From my perspective as a criminal defense lawyer, I believe this case has all the makings of a presumed guilty child sex case. Meaning, most normal people who hear the allegations will immediately presume Sandusky is guilty without ever reviewing a single shred of evidence.
Lets frame the issue by comparing two cases:
On the one hand is Jerry Sandusky… accused of sexually abusing eight boys over the span of approximately 15 years and America is believing it.
On the other hand, we have Kim Kardashian… who at one point claimed to be so deeply in love that she decided to get married and America is not believing it.
In the first case, Americans look at Jerry Sandusky and believe he sexually abused those eight boys.
In the second case, no American with a pulse and an attached head ever believed Kim Kardashian was really in love or her supposed marriage was anything more than a media sham created to make money. (The divorce a couple months later only served to prove what everyone already knew.)
As a criminal defense lawyer, I am compelled to ask:
Why is it that Americans can have such starkly different beliefs in two cases where they only heard the claim, but never saw the evidence?
Some may say it is common sense. And that is certainly a big part. However, from a researcher’s perspective and as a criminal defense lawyer, I want to understand the process involved.
In other words, why does our common sense tell us that Jerry Sandusky child rape is true, but Kim Kardashian’s marriage is false?
The answer can be found on Google, but not in the way you are thinking. I am not talking about a particular website found in a Google search at all. Rather, I am talking about the search function itself.
Much like Google’s computers, the human brain invokes an algorithm when it needs to make a decision.
When a person does a search on Google, he/she provides Google with search terms. For example, if you are looking to buy a new dog, you may type in “labrador puppy breeders in pennsylvania.”
Google will then analyze your query, and spit out pages and pages of websites that you may find useful.
But how does Google do that?
Like a human being, Google spends its life unconsciously studying its environment. Where we humans use our senses and our brains to take in the world around us, even when we are asleep, Google uses computer programs called “spiders” to crawl around all the webpages of the internet to read them and categorize them.
This process is called indexing.
When Google indexes a website, it will consider a number of different factors. First, what are they main key words used to identify the site? Puppies? Pennsylvania? Puppy Breeders? Pennsylvania breeders?
As one can imagine, this process is rather complex and involves the consideration of many factors. After all, when you search for puppy breeders in Pennsylvania, you do not want websites to come up that have one page about puppies and a thousand pages of pornography.

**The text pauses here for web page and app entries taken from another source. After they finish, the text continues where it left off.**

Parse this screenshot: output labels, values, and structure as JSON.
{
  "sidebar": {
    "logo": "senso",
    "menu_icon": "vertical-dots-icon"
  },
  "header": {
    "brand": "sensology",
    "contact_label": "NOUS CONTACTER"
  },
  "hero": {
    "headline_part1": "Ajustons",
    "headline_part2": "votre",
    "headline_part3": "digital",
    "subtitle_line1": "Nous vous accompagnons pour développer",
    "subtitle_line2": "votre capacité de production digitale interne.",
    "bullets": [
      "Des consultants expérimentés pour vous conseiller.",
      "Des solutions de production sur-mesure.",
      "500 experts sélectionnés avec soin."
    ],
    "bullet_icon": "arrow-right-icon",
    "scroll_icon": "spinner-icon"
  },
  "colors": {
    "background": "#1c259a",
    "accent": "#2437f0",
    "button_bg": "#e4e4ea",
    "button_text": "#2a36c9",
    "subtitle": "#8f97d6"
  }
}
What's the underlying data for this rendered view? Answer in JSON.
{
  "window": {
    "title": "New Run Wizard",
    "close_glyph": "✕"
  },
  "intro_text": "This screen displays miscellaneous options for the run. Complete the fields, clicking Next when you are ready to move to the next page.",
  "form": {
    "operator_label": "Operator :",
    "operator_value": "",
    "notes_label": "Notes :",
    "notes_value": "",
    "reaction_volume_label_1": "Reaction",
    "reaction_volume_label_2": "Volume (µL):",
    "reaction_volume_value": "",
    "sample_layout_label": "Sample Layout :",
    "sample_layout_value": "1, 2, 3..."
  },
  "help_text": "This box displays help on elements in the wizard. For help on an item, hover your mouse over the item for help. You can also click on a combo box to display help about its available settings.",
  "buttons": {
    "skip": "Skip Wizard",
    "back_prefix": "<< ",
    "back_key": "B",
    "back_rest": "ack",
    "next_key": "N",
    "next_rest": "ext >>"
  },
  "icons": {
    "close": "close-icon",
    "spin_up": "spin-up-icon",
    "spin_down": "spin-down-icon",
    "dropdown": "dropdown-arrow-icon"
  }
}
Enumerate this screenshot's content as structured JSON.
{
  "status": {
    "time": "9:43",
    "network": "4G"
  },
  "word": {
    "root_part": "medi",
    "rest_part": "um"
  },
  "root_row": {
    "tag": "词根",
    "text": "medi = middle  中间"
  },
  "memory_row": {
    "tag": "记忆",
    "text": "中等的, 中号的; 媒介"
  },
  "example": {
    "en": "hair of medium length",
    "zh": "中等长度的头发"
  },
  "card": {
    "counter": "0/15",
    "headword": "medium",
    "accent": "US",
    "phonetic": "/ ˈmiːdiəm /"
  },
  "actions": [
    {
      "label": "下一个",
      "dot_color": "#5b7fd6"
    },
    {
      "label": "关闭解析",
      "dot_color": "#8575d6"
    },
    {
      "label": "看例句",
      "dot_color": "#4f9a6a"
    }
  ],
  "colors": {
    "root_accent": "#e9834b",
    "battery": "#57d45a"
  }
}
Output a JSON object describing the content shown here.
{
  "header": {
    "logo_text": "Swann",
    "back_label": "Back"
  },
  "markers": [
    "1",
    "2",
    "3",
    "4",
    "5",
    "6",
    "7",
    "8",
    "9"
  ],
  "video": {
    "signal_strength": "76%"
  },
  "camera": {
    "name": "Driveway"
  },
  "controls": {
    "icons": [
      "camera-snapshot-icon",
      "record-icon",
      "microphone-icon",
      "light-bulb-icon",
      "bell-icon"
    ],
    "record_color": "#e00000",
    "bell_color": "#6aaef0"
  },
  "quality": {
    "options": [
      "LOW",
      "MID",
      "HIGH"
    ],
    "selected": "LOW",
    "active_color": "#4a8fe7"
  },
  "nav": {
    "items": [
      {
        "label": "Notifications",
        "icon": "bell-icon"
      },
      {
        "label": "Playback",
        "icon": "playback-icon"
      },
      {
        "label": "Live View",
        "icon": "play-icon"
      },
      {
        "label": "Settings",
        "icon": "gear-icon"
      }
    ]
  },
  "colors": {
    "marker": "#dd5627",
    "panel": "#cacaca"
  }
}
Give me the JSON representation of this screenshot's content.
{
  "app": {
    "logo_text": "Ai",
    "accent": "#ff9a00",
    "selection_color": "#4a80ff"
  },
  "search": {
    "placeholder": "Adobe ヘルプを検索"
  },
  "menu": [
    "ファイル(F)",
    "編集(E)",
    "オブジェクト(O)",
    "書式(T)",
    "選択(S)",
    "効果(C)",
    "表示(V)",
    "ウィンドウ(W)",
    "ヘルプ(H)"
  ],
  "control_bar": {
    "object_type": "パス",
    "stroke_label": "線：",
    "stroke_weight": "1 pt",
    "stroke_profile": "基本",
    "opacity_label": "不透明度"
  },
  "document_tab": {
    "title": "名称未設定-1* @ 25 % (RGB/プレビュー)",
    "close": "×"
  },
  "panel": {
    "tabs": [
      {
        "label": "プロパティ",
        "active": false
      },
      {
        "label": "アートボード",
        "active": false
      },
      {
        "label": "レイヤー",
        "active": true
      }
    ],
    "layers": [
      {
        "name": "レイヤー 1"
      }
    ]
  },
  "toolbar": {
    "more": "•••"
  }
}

For that reason, Google considers the bigger picture… 1) age of the website tells about its legitimacy, 2) key words, 3) length of content, 4) multi-media, 5) domain registration, 6) geography, and many others.
In other words, Google asks a litany of questions for every website and uses the answers to categorize the site. Is it a site about puppy breeders in Pennsylvania or is it a Eastern European porno site?
We humans use a similar process. Like Google, we employ our own algorithm when determining if an allegation is true or false.
Click the following link to continue reading: Part 2: Why Americans Think Jerry Sandusky is Guilty (Penn State Sex Abuse Scandal)